=== Section Start ===
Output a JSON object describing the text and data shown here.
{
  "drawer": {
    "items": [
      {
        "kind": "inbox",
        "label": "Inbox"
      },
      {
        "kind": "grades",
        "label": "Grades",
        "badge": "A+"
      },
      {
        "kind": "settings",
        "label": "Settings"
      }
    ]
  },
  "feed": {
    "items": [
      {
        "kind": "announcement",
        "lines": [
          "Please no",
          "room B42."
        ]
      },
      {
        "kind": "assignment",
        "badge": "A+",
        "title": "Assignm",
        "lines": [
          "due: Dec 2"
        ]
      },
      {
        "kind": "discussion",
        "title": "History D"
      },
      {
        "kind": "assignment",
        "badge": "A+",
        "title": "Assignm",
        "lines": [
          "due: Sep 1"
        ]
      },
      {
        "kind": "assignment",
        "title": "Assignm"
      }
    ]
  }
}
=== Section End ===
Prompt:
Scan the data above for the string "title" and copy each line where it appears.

Output for this task:
        "title": "Assignm",
        "title": "History D"
        "title": "Assignm",
        "title": "Assignm"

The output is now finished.